*** Begin section ***
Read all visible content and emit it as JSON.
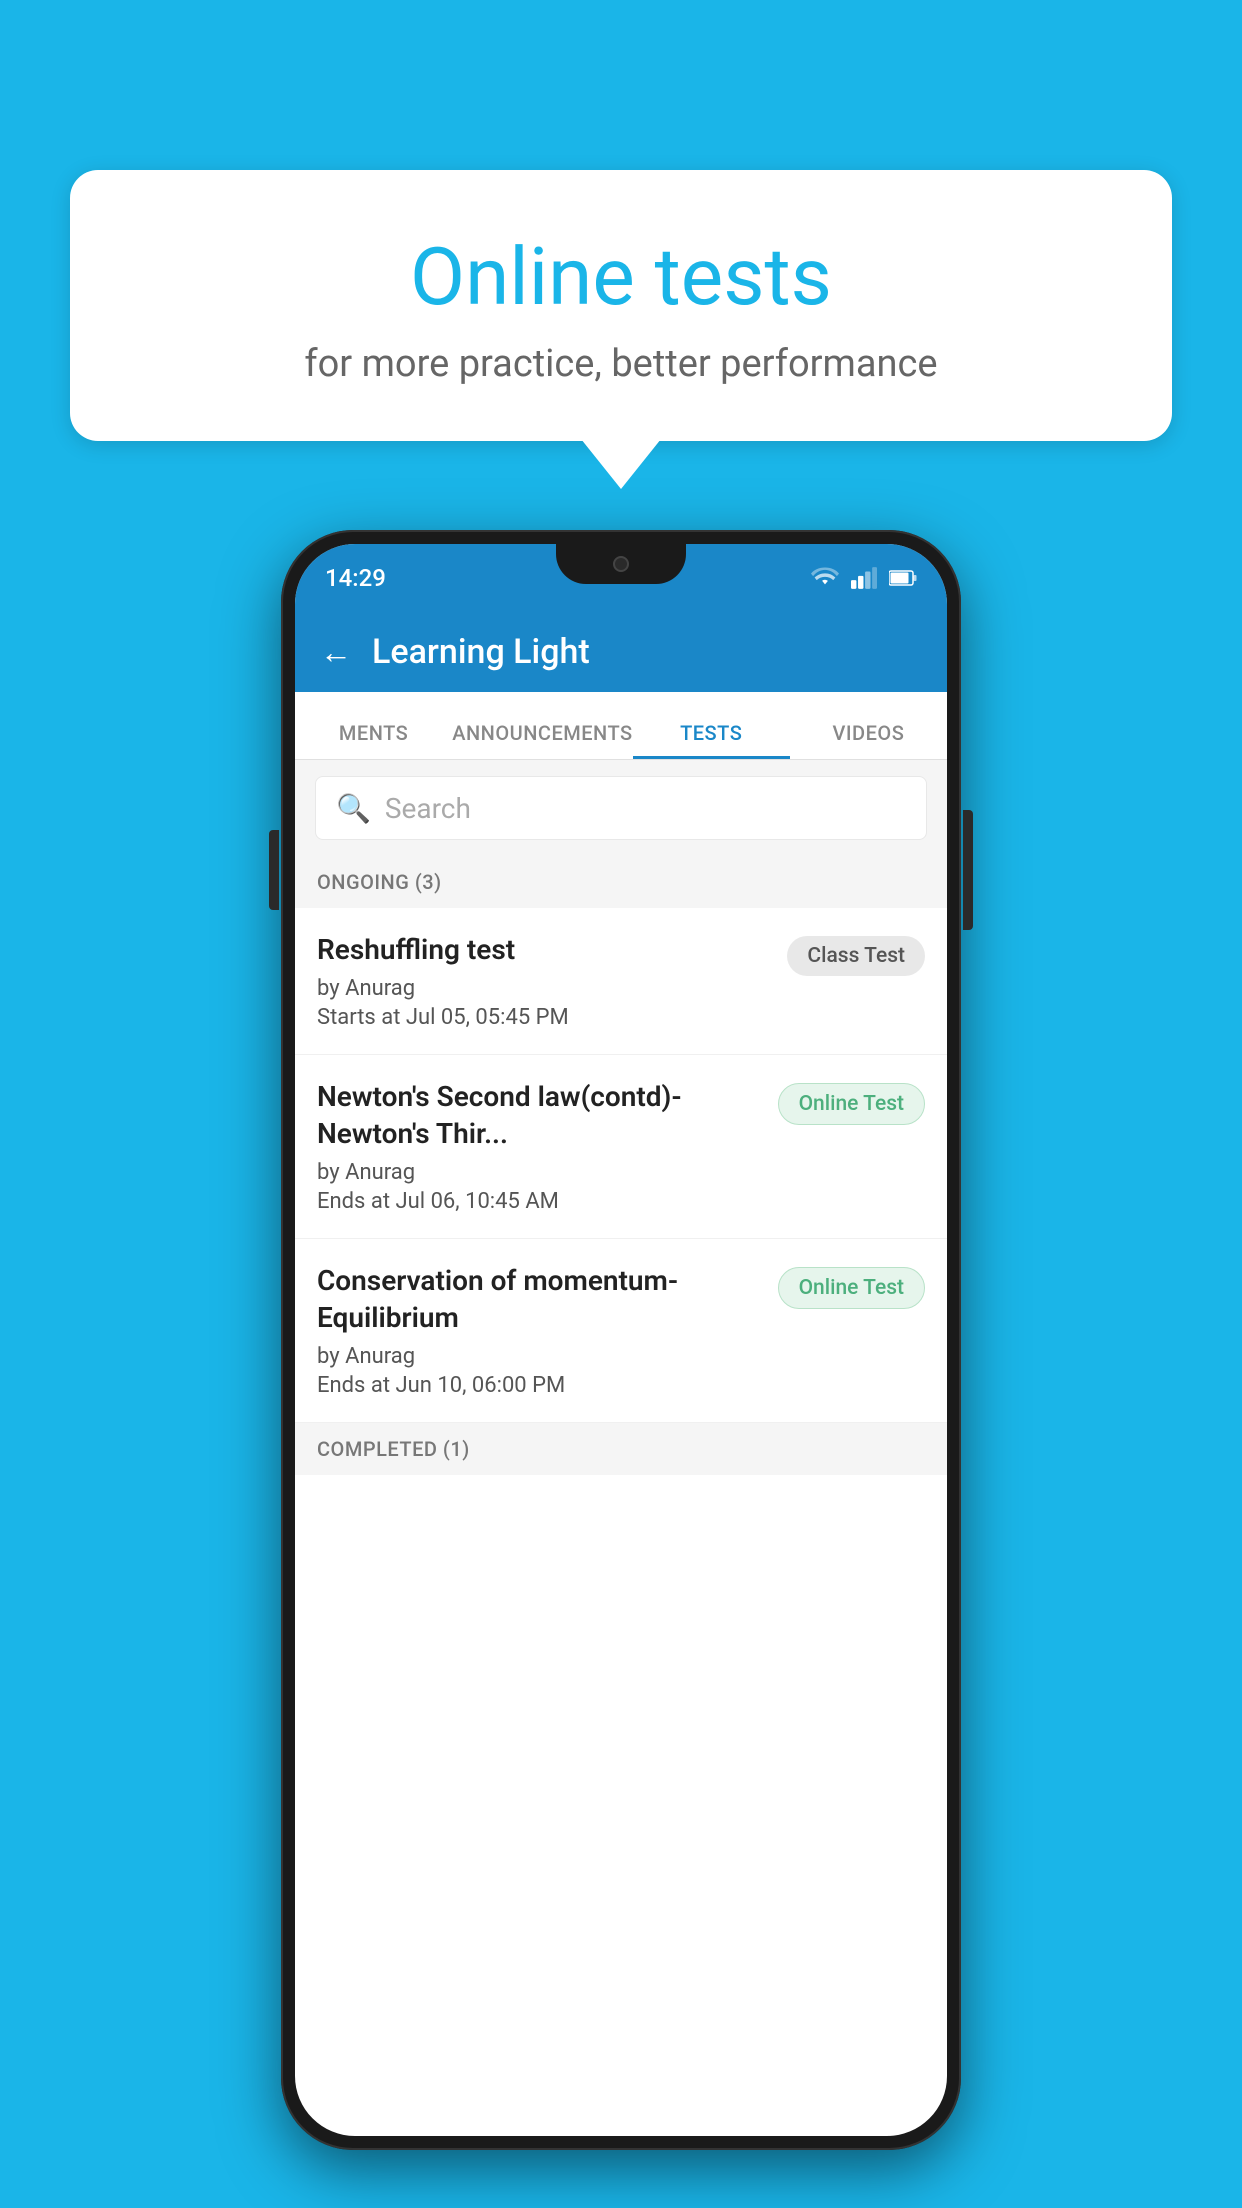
{
  "background_color": "#1ab5e8",
  "speech_bubble": {
    "title": "Online tests",
    "subtitle": "for more practice, better performance"
  },
  "phone": {
    "status_bar": {
      "time": "14:29"
    },
    "app_header": {
      "back_label": "←",
      "title": "Learning Light"
    },
    "tabs": [
      {
        "label": "MENTS",
        "active": false
      },
      {
        "label": "ANNOUNCEMENTS",
        "active": false
      },
      {
        "label": "TESTS",
        "active": true
      },
      {
        "label": "VIDEOS",
        "active": false
      }
    ],
    "search": {
      "placeholder": "Search"
    },
    "ongoing_section": {
      "label": "ONGOING (3)"
    },
    "test_items": [
      {
        "name": "Reshuffling test",
        "by": "by Anurag",
        "time": "Starts at  Jul 05, 05:45 PM",
        "badge": "Class Test",
        "badge_type": "class"
      },
      {
        "name": "Newton's Second law(contd)-Newton's Thir...",
        "by": "by Anurag",
        "time": "Ends at  Jul 06, 10:45 AM",
        "badge": "Online Test",
        "badge_type": "online"
      },
      {
        "name": "Conservation of momentum-Equilibrium",
        "by": "by Anurag",
        "time": "Ends at  Jun 10, 06:00 PM",
        "badge": "Online Test",
        "badge_type": "online"
      }
    ],
    "completed_section": {
      "label": "COMPLETED (1)"
    }
  }
}
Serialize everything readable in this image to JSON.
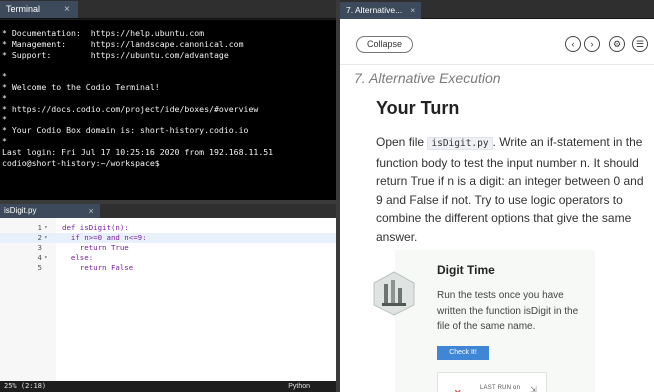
{
  "terminal_tab": {
    "label": "Terminal",
    "close": "×"
  },
  "terminal": {
    "lines": [
      "* Documentation:  https://help.ubuntu.com",
      "* Management:     https://landscape.canonical.com",
      "* Support:        https://ubuntu.com/advantage",
      "",
      "*",
      "* Welcome to the Codio Terminal!",
      "*",
      "* https://docs.codio.com/project/ide/boxes/#overview",
      "*",
      "* Your Codio Box domain is: short-history.codio.io",
      "*",
      "Last login: Fri Jul 17 10:25:16 2020 from 192.168.11.51",
      "codio@short-history:~/workspace$"
    ]
  },
  "editor_tab": {
    "label": "isDigit.py",
    "close": "×"
  },
  "editor": {
    "lines": [
      {
        "num": "1",
        "fold": "▾",
        "code": "def isDigit(n):"
      },
      {
        "num": "2",
        "fold": "▾",
        "code": "  if n>=0 and n<=9:"
      },
      {
        "num": "3",
        "fold": "",
        "code": "    return True"
      },
      {
        "num": "4",
        "fold": "▾",
        "code": "  else:"
      },
      {
        "num": "5",
        "fold": "",
        "code": "    return False"
      }
    ]
  },
  "statusbar": {
    "position": "25% (2:18)",
    "language": "Python"
  },
  "guide_tab": {
    "label": "7. Alternative...",
    "close": "×"
  },
  "guide": {
    "collapse_label": "Collapse",
    "icons": {
      "prev": "chevron-left-icon",
      "next": "chevron-right-icon",
      "settings": "gear-icon",
      "menu": "list-icon"
    },
    "section_title": "7. Alternative Execution",
    "heading": "Your Turn",
    "body_before": "Open file ",
    "inline_code": "isDigit.py",
    "body_after": ". Write an if-statement in the function body to test the input number n. It should return True if n is a digit: an integer between 0 and 9 and False if not. Try to use logic operators to combine the different options that give the same answer.",
    "card": {
      "title": "Digit Time",
      "description": "Run the tests once you have written the function isDigit in the file of the same name.",
      "button_label": "Check It!",
      "last_run_label": "LAST RUN on"
    }
  },
  "colors": {
    "accent": "#3f86d6",
    "tab_active": "#3d4a5c",
    "keyword": "#7a1fa2"
  }
}
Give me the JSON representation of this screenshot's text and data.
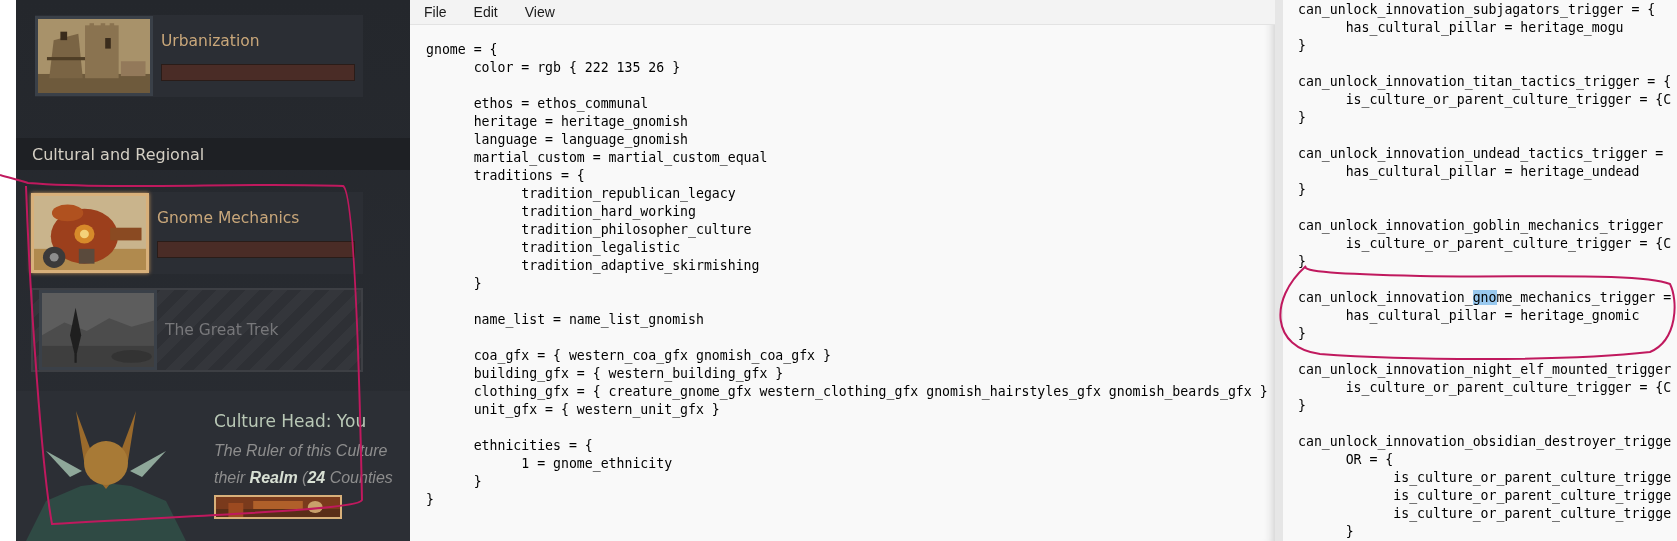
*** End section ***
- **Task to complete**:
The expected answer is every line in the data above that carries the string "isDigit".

- **Answer to this task**:
    "label": "isDigit.py",
        "code": "def isDigit(n):"
    "inline_code": "isDigit.py",
      "description": "Run the tests once you have written the function isDigit in the file of the same name.",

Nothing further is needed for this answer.